§ **ABOUT THIS EXERCISE**: The output is to match the entries below character for character.

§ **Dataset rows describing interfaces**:

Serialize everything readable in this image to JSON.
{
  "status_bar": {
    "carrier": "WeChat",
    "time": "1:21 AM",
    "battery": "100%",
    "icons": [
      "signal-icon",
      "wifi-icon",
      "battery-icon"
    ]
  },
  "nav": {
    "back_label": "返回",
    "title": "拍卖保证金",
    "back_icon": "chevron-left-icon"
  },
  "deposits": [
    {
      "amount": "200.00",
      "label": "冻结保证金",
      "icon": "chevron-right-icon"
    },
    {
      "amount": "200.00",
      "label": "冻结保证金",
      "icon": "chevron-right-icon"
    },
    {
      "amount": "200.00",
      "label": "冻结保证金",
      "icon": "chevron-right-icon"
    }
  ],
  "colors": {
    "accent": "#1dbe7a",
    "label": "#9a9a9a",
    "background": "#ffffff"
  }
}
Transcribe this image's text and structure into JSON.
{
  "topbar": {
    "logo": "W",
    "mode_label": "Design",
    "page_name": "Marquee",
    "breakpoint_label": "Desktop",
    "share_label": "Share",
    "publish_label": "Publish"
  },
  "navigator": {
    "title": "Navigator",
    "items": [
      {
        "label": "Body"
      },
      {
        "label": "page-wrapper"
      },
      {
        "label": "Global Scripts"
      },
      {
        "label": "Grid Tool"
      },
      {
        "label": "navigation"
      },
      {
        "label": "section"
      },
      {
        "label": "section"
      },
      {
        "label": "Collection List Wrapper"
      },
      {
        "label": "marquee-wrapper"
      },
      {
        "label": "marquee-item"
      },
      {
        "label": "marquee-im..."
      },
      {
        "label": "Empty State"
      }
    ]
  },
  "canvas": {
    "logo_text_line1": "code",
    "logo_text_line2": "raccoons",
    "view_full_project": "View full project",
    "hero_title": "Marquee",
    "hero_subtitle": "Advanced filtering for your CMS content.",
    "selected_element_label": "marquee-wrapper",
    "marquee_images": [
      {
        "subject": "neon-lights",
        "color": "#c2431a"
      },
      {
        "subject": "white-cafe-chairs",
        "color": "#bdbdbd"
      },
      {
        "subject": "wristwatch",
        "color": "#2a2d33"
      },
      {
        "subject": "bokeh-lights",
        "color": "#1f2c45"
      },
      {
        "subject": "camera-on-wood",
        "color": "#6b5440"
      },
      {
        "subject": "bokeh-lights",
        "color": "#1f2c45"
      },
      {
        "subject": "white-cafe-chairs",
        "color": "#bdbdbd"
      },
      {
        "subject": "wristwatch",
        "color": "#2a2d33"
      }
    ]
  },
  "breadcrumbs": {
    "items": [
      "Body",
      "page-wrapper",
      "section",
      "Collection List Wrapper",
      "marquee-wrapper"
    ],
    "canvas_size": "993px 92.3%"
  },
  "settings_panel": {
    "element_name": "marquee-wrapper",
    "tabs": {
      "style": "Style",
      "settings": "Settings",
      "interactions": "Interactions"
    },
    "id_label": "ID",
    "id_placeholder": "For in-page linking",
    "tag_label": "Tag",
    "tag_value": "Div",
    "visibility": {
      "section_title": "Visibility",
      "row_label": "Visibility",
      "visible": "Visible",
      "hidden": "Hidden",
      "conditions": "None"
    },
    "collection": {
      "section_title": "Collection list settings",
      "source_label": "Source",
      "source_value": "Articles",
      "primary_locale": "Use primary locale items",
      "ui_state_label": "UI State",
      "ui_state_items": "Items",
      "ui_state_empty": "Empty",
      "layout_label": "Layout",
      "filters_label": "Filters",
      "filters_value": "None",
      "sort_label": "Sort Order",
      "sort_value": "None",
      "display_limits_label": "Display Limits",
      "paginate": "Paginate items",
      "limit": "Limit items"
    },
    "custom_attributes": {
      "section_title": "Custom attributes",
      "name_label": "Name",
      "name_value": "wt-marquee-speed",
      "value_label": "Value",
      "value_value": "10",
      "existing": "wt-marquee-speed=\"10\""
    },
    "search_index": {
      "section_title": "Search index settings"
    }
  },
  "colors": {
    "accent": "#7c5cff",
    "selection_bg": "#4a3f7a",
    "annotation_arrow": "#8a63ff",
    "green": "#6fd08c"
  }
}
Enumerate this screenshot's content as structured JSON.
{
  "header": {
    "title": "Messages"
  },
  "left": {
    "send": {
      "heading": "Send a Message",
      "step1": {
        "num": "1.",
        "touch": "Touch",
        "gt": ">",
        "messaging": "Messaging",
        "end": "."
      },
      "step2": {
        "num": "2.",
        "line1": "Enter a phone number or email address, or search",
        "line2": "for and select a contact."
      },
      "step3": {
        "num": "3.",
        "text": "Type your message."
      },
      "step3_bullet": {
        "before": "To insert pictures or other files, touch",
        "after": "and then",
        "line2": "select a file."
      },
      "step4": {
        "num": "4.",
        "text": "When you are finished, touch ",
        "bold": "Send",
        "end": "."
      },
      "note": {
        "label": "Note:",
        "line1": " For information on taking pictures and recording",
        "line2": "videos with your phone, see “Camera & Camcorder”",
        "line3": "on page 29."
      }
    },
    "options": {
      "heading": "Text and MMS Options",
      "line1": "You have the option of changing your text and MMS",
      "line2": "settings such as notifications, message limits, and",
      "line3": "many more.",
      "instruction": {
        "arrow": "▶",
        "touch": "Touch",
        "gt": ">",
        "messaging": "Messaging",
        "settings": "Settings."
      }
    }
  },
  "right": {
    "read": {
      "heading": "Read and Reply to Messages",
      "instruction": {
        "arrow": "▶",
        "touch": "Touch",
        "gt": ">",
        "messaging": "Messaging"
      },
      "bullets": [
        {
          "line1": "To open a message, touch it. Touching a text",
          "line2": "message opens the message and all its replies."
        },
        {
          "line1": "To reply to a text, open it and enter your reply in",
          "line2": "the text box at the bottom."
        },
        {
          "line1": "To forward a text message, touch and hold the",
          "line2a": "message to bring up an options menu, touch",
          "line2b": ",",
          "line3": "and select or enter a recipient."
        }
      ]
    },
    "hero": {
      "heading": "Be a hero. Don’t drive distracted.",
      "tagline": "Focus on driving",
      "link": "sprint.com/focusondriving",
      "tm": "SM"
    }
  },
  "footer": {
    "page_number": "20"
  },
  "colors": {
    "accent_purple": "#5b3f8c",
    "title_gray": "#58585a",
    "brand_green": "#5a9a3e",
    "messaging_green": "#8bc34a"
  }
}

§ **ANSWER BELOW**:
Serialize everything readable in this image to JSON.
{
  "status_bar": {
    "carrier": "WeChat",
    "time": "1:21 AM",
    "battery": "100%",
    "icons": [
      "signal-icon",
      "wifi-icon",
      "battery-icon"
    ]
  },
  "nav": {
    "back_label": "返回",
    "title": "拍卖保证金",
    "back_icon": "chevron-left-icon"
  },
  "deposits": [
    {
      "amount": "200.00",
      "label": "冻结保证金",
      "icon": "chevron-right-icon"
    },
    {
      "amount": "200.00",
      "label": "冻结保证金",
      "icon": "chevron-right-icon"
    },
    {
      "amount": "200.00",
      "label": "冻结保证金",
      "icon": "chevron-right-icon"
    }
  ],
  "colors": {
    "accent": "#1dbe7a",
    "label": "#9a9a9a",
    "background": "#ffffff"
  }
}
Transcribe this image's text and structure into JSON.
{
  "topbar": {
    "logo": "W",
    "mode_label": "Design",
    "page_name": "Marquee",
    "breakpoint_label": "Desktop",
    "share_label": "Share",
    "publish_label": "Publish"
  },
  "navigator": {
    "title": "Navigator",
    "items": [
      {
        "label": "Body"
      },
      {
        "label": "page-wrapper"
      },
      {
        "label": "Global Scripts"
      },
      {
        "label": "Grid Tool"
      },
      {
        "label": "navigation"
      },
      {
        "label": "section"
      },
      {
        "label": "section"
      },
      {
        "label": "Collection List Wrapper"
      },
      {
        "label": "marquee-wrapper"
      },
      {
        "label": "marquee-item"
      },
      {
        "label": "marquee-im..."
      },
      {
        "label": "Empty State"
      }
    ]
  },
  "canvas": {
    "logo_text_line1": "code",
    "logo_text_line2": "raccoons",
    "view_full_project": "View full project",
    "hero_title": "Marquee",
    "hero_subtitle": "Advanced filtering for your CMS content.",
    "selected_element_label": "marquee-wrapper",
    "marquee_images": [
      {
        "subject": "neon-lights",
        "color": "#c2431a"
      },
      {
        "subject": "white-cafe-chairs",
        "color": "#bdbdbd"
      },
      {
        "subject": "wristwatch",
        "color": "#2a2d33"
      },
      {
        "subject": "bokeh-lights",
        "color": "#1f2c45"
      },
      {
        "subject": "camera-on-wood",
        "color": "#6b5440"
      },
      {
        "subject": "bokeh-lights",
        "color": "#1f2c45"
      },
      {
        "subject": "white-cafe-chairs",
        "color": "#bdbdbd"
      },
      {
        "subject": "wristwatch",
        "color": "#2a2d33"
      }
    ]
  },
  "breadcrumbs": {
    "items": [
      "Body",
      "page-wrapper",
      "section",
      "Collection List Wrapper",
      "marquee-wrapper"
    ],
    "canvas_size": "993px 92.3%"
  },
  "settings_panel": {
    "element_name": "marquee-wrapper",
    "tabs": {
      "style": "Style",
      "settings": "Settings",
      "interactions": "Interactions"
    },
    "id_label": "ID",
    "id_placeholder": "For in-page linking",
    "tag_label": "Tag",
    "tag_value": "Div",
    "visibility": {
      "section_title": "Visibility",
      "row_label": "Visibility",
      "visible": "Visible",
      "hidden": "Hidden",
      "conditions": "None"
    },
    "collection": {
      "section_title": "Collection list settings",
      "source_label": "Source",
      "source_value": "Articles",
      "primary_locale": "Use primary locale items",
      "ui_state_label": "UI State",
      "ui_state_items": "Items",
      "ui_state_empty": "Empty",
      "layout_label": "Layout",
      "filters_label": "Filters",
      "filters_value": "None",
      "sort_label": "Sort Order",
      "sort_value": "None",
      "display_limits_label": "Display Limits",
      "paginate": "Paginate items",
      "limit": "Limit items"
    },
    "custom_attributes": {
      "section_title": "Custom attributes",
      "name_label": "Name",
      "name_value": "wt-marquee-speed",
      "value_label": "Value",
      "value_value": "10",
      "existing": "wt-marquee-speed=\"10\""
    },
    "search_index": {
      "section_title": "Search index settings"
    }
  },
  "colors": {
    "accent": "#7c5cff",
    "selection_bg": "#4a3f7a",
    "annotation_arrow": "#8a63ff",
    "green": "#6fd08c"
  }
}
Enumerate this screenshot's content as structured JSON.
{
  "header": {
    "title": "Messages"
  },
  "left": {
    "send": {
      "heading": "Send a Message",
      "step1": {
        "num": "1.",
        "touch": "Touch",
        "gt": ">",
        "messaging": "Messaging",
        "end": "."
      },
      "step2": {
        "num": "2.",
        "line1": "Enter a phone number or email address, or search",
        "line2": "for and select a contact."
      },
      "step3": {
        "num": "3.",
        "text": "Type your message."
      },
      "step3_bullet": {
        "before": "To insert pictures or other files, touch",
        "after": "and then",
        "line2": "select a file."
      },
      "step4": {
        "num": "4.",
        "text": "When you are finished, touch ",
        "bold": "Send",
        "end": "."
      },
      "note": {
        "label": "Note:",
        "line1": " For information on taking pictures and recording",
        "line2": "videos with your phone, see “Camera & Camcorder”",
        "line3": "on page 29."
      }
    },
    "options": {
      "heading": "Text and MMS Options",
      "line1": "You have the option of changing your text and MMS",
      "line2": "settings such as notifications, message limits, and",
      "line3": "many more.",
      "instruction": {
        "arrow": "▶",
        "touch": "Touch",
        "gt": ">",
        "messaging": "Messaging",
        "settings": "Settings."
      }
    }
  },
  "right": {
    "read": {
      "heading": "Read and Reply to Messages",
      "instruction": {
        "arrow": "▶",
        "touch": "Touch",
        "gt": ">",
        "messaging": "Messaging"
      },
      "bullets": [
        {
          "line1": "To open a message, touch it. Touching a text",
          "line2": "message opens the message and all its replies."
        },
        {
          "line1": "To reply to a text, open it and enter your reply in",
          "line2": "the text box at the bottom."
        },
        {
          "line1": "To forward a text message, touch and hold the",
          "line2a": "message to bring up an options menu, touch",
          "line2b": ",",
          "line3": "and select or enter a recipient."
        }
      ]
    },
    "hero": {
      "heading": "Be a hero. Don’t drive distracted.",
      "tagline": "Focus on driving",
      "link": "sprint.com/focusondriving",
      "tm": "SM"
    }
  },
  "footer": {
    "page_number": "20"
  },
  "colors": {
    "accent_purple": "#5b3f8c",
    "title_gray": "#58585a",
    "brand_green": "#5a9a3e",
    "messaging_green": "#8bc34a"
  }
}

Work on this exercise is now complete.